City council tables controversial levy bylaw, after developers speak up
Airdrie City Council tabled a bylaw that, if approved, will see off-site levies and public facilities contributions for new developments increase by about 27 per cent over current levels.
The decision was made after several developers spoke against the bylaw during a public input session, Nov. 5.
Mayor Peter Brown and aldermen Allan Hunter, Ron Chapman, Kelly Hegg and Murray Buchanan voted in favour of tabling the bylaw to allow more discussion. Aldermen Fred Burley and Glenda Alexander were against the tabling motion, made by Hunter.
“I suggest tabling it for 30 days to have more input from stakeholders, (so the City can) come up with something more fair and equitable and more palatable to the development industry,” said Hunter.
If approved, the bylaw would see levies and contributions - charges applied to new developments to fund necessary services such as water, sewer and roads – increase from $62,000 per acre to $78,800 per acre.
That number raised concern for several developers, including Trevor Sholdice of Melcor Developments.
“Melcor recognizes the need for improved infrastructure as the city grows,” he said. “We at Melcor are prepared to pay our fair share. We must keep tabs on the increase in off-site levies… the increased costs are passed down to the homebuyers, many of whom are struggling.”
Sholdice added the proposed levies were determined largely by City staff.
“They tell you they have addressed our concerns, but they haven’t,” he said.
According to Lorne Stevens, Airdrie’s director of community infrastructure, the City began discussions with the industry regarding the off-site levies last December.
“It has taken until today… to get where we are,” said Stevens. “This isn’t something that has occurred over a month or two.”
The City’s position, spelled out in the Airdrie City Plan, is that growth must pay for itself. The City last reviewed off-site levies in 2010.
At that time, levies were set at about $60,000 per acre and reset to about $62,000 to follow inflation in 2011. Rates did not increase in 2012, according to Stevens.
In February, the City hired BSEI Municipal Consulting Engineers to complete a review and report on off-site bylaws.
The company’s analysis considered servicing requirements to support populations of 60,000 and 80,000 and identified the projects that would be needed.
Concerns outlined by developers over the bylaw include fair allocation of costs, erosion of Airdrie’s competitive advantage, the potential impact of proposed Calgary water/wastewater acreage assessments, the issue of a proposed public facilities contribution and implementation timing.

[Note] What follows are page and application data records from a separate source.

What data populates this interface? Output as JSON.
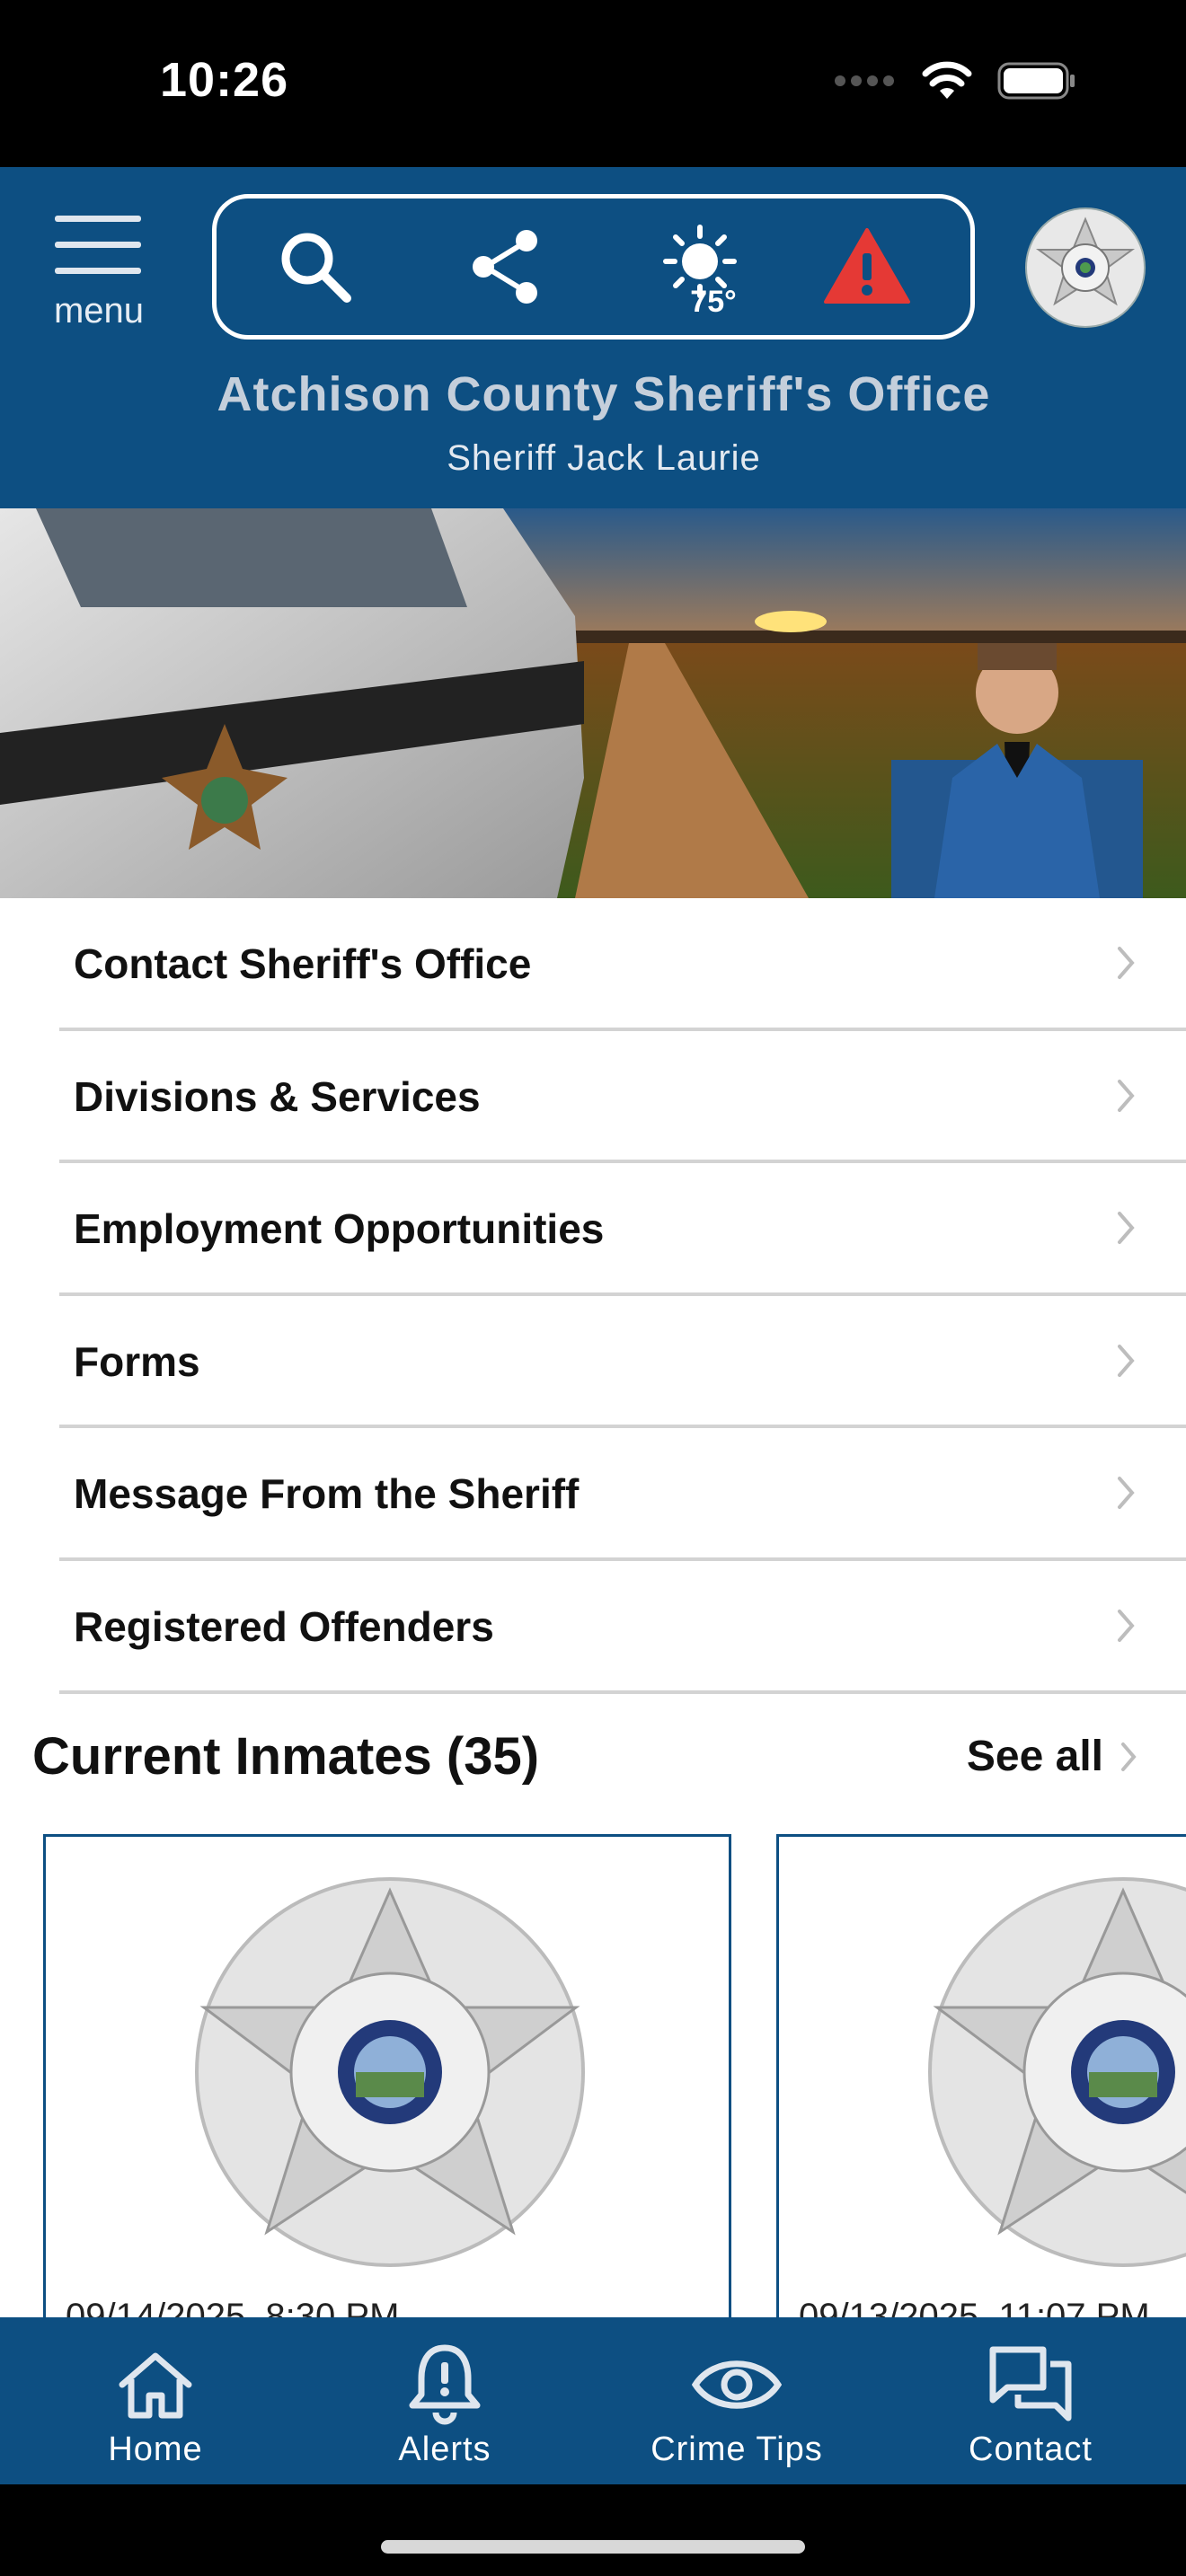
{
  "status_bar": {
    "time": "10:26"
  },
  "header": {
    "menu_label": "menu",
    "temperature": "75°",
    "title": "Atchison County Sheriff's Office",
    "subtitle": "Sheriff Jack Laurie",
    "colors": {
      "brand": "#0d4f82",
      "alert": "#e53935"
    },
    "icons": [
      "search-icon",
      "share-icon",
      "sun-icon",
      "warning-icon",
      "sheriff-badge-logo"
    ]
  },
  "menu_items": [
    {
      "label": "Contact Sheriff's Office"
    },
    {
      "label": "Divisions & Services"
    },
    {
      "label": "Employment Opportunities"
    },
    {
      "label": "Forms"
    },
    {
      "label": "Message From the Sheriff"
    },
    {
      "label": "Registered Offenders"
    }
  ],
  "inmates": {
    "title": "Current Inmates (35)",
    "see_all": "See all",
    "cards": [
      {
        "date": "09/14/2025, 8:30 PM"
      },
      {
        "date": "09/13/2025, 11:07 PM"
      }
    ]
  },
  "tabbar": {
    "tabs": [
      {
        "label": "Home",
        "icon": "home-icon"
      },
      {
        "label": "Alerts",
        "icon": "bell-alert-icon"
      },
      {
        "label": "Crime Tips",
        "icon": "eye-icon"
      },
      {
        "label": "Contact",
        "icon": "chat-icon"
      }
    ]
  }
}
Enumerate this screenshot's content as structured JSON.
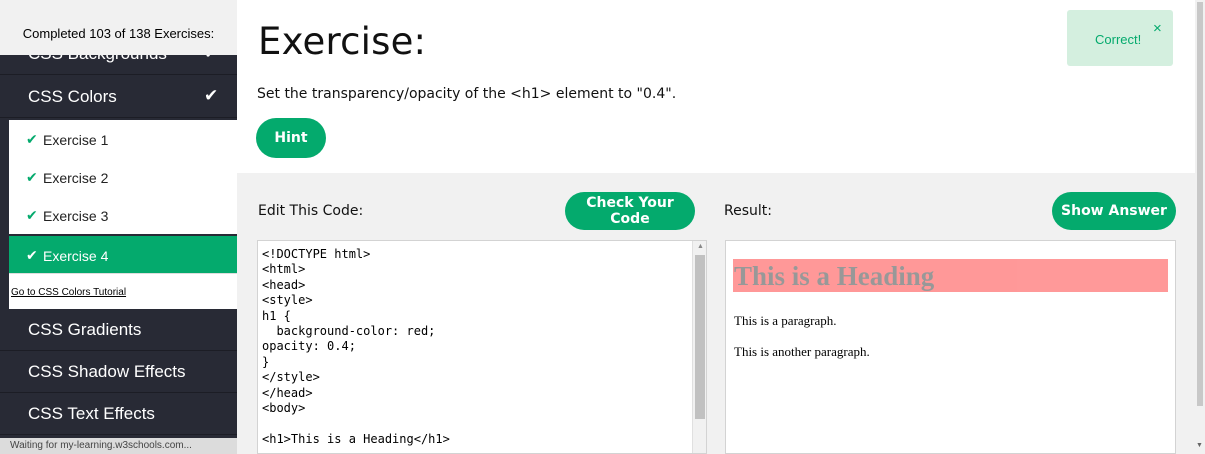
{
  "sidebar": {
    "progress_text": "Completed 103 of 138 Exercises:",
    "peek_item": {
      "label": "CSS Backgrounds",
      "check": "✔"
    },
    "current_section": {
      "label": "CSS Colors",
      "check": "✔"
    },
    "exercises": [
      {
        "label": "Exercise 1",
        "check": "✔"
      },
      {
        "label": "Exercise 2",
        "check": "✔"
      },
      {
        "label": "Exercise 3",
        "check": "✔"
      },
      {
        "label": "Exercise 4",
        "check": "✔",
        "active": true
      }
    ],
    "tutorial_link": "Go to CSS Colors Tutorial",
    "sections": [
      "CSS Gradients",
      "CSS Shadow Effects",
      "CSS Text Effects"
    ],
    "status_text": "Waiting for my-learning.w3schools.com..."
  },
  "main": {
    "title": "Exercise:",
    "instruction": "Set the transparency/opacity of the <h1> element to \"0.4\".",
    "hint_label": "Hint",
    "toast": {
      "text": "Correct!",
      "close": "×"
    },
    "edit_label": "Edit This Code:",
    "check_label": "Check Your Code",
    "result_label": "Result:",
    "answer_label": "Show Answer",
    "code": [
      "<!DOCTYPE html>",
      "<html>",
      "<head>",
      "<style>",
      "h1 {",
      "  background-color: red;",
      "opacity: 0.4;",
      "}",
      "</style>",
      "</head>",
      "<body>",
      "",
      "<h1>This is a Heading</h1>"
    ],
    "result": {
      "heading": "This is a Heading",
      "heading_opacity": 0.4,
      "p1": "This is a paragraph.",
      "p2": "This is another paragraph."
    }
  },
  "colors": {
    "accent": "#04aa6d",
    "sidebar_bg": "#282a35",
    "toast_bg": "#d4efdf",
    "panel_bg": "#f1f1f1"
  },
  "icons": {
    "check": "check-icon",
    "close": "close-icon",
    "scroll_up": "scroll-up-arrow-icon",
    "scroll_down": "scroll-down-arrow-icon"
  }
}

Michael Flynn, executive director of Calgary’s Urban Development Institute (UDI) of which a number of Airdrie developers are a members, spoke against the bylaw.
“Our members do believe it is appropriate to make some contributions, but the numbers proposed are somewhat high,” he said. “I think this can be resolved relatively quickly with the right dedication on both sides.”
Flynn said the UDI takes issue mainly with the public facility contribution, a voluntary contribution proposed to be set at about $15,000 per acre to cover the cost of building new recreation and community facilities such as firehalls, libraries, arenas and RCMP buildings.
The City of Calgary recently adopted levies and development charges in the range of $129,000 per acre.
Burley said he voted against the motion to table the bylaw because the discussion has gone on long enough.
“It’s time to settle this,” he said. “It’s been a year.”
Council will once discuss the bylaw Dec. 4 meeting, at City Hall at 7 p.m.